The 2008 NAAQS will remain in place and the reconsidered draft final rule will be withdrawn. But because the 2008 NAAQS were never fully implemented while EPA reconsidered the standards, EPA must complete the implementation process prior to enforcing the 0.075 ppm standard. To do so, it must issue initial area designations of attainment, nonattainment, and unclassifiable areas across the nation. States must then develop and submit state implementation plans outlining how compliance with the 2008 NAAQS will be achieved.

In a recent hearing on September 22, 2011 EPA Administrator Lisa Jackson informed the House Energy & Commerce's oversight panel that EPA plans to implement the 2008 NAAQS. That same day, EPA issued a memorandum to its Air Division Directors outlining its plan to expedite the implementation process. States already submitted their suggested designations to EPA in 2009. According to EPA, the existing 2008-2010 ozone air quality data indicate that 52 areas will exceed the 2008 NAAQS of 0.075 ppm, although the majority of those areas will be considered marginal and expected to achieve attainment within three years. EPA plans to respond to states' designations this fall, finalize initial designations in 2012, and expedite a rulemaking outlining the implementation requirements for the 2008 NAAQS in the "very near future." Meanwhile, the new ozone primary and secondary standards are expected in 2014, in response to a scientific review already underway.

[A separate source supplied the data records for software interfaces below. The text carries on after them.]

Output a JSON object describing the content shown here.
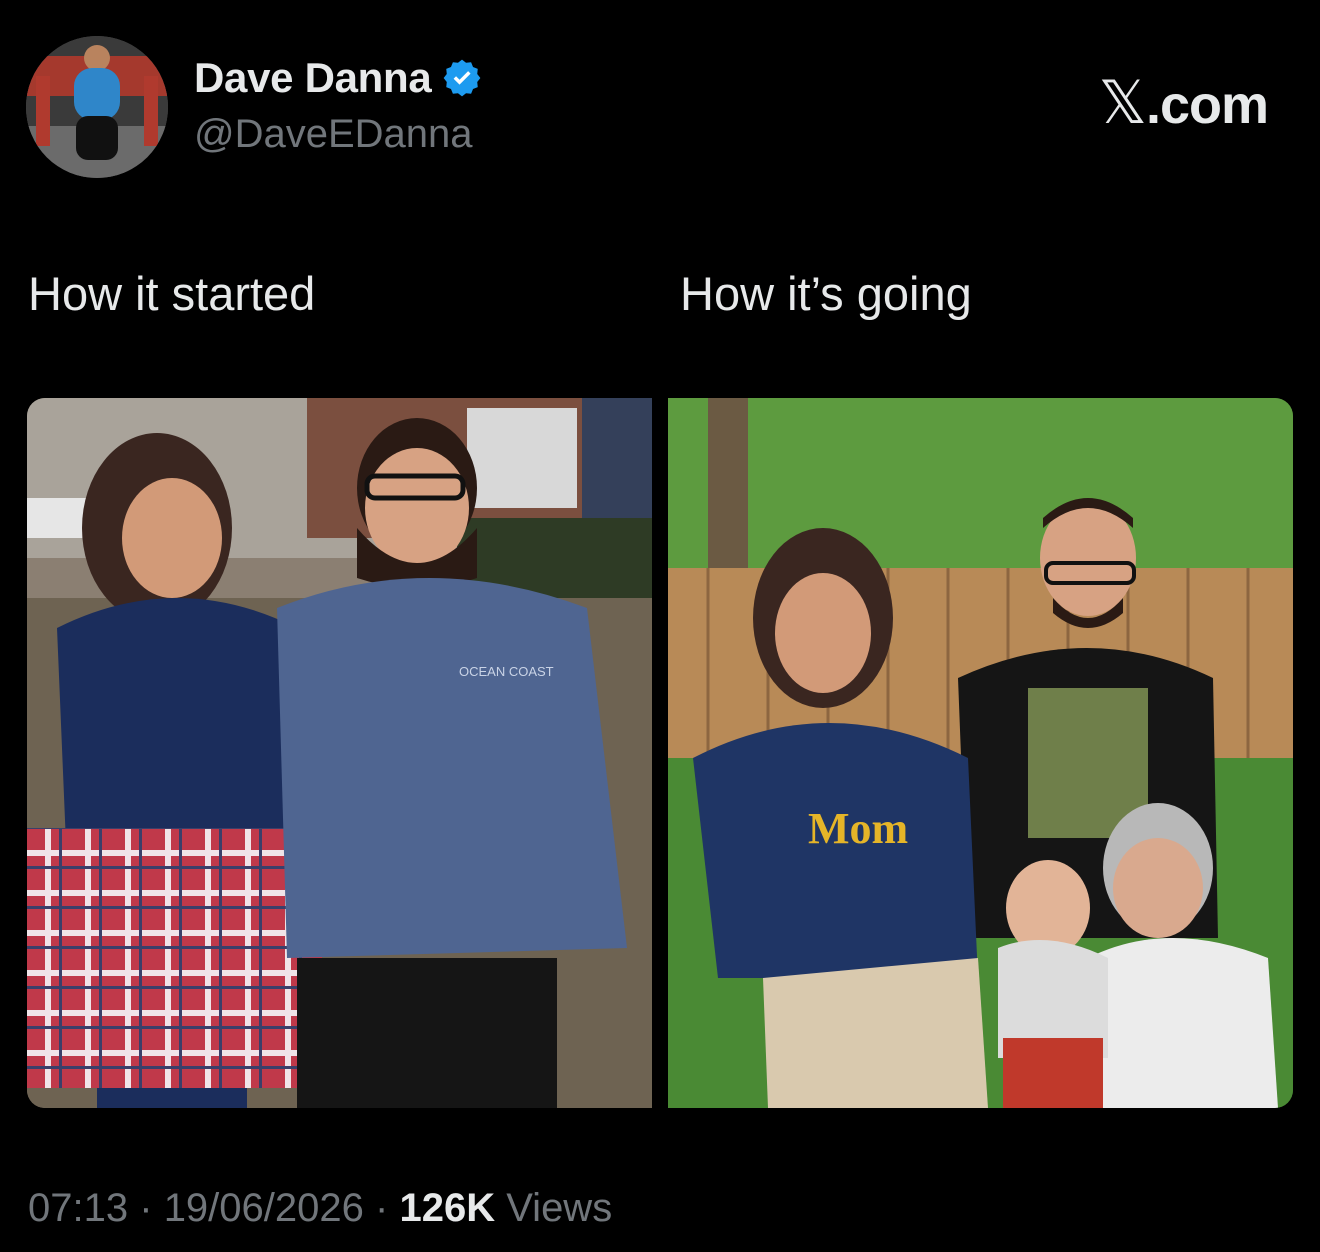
{
  "author": {
    "name": "Dave Danna",
    "handle": "@DaveEDanna",
    "verified_color": "#1d9bf0"
  },
  "brand": {
    "text": ".com",
    "glyph": "𝕏"
  },
  "captions": {
    "left": "How it started",
    "right": "How it’s going"
  },
  "images": {
    "left": {
      "shirt_text": "OCEAN COAST"
    },
    "right": {
      "shirt_text": "Mom"
    }
  },
  "footer": {
    "time": "07:13",
    "date": "19/06/2026",
    "views_count": "126K",
    "views_label": "Views",
    "sep": "·"
  }
}
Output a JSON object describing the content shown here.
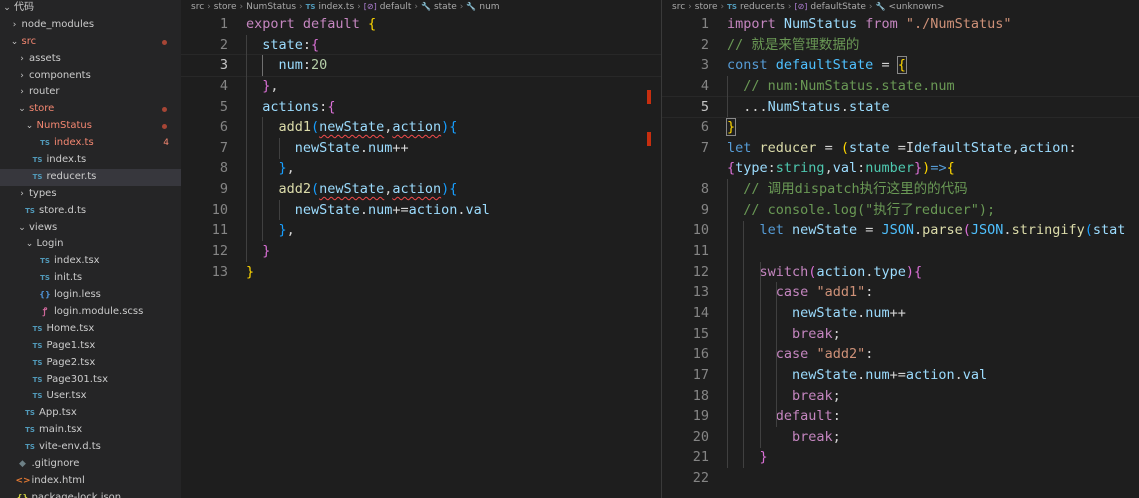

But the ongoing Ozone NAAQS litigation may result in a consent agreement to expedite these new NAAQS.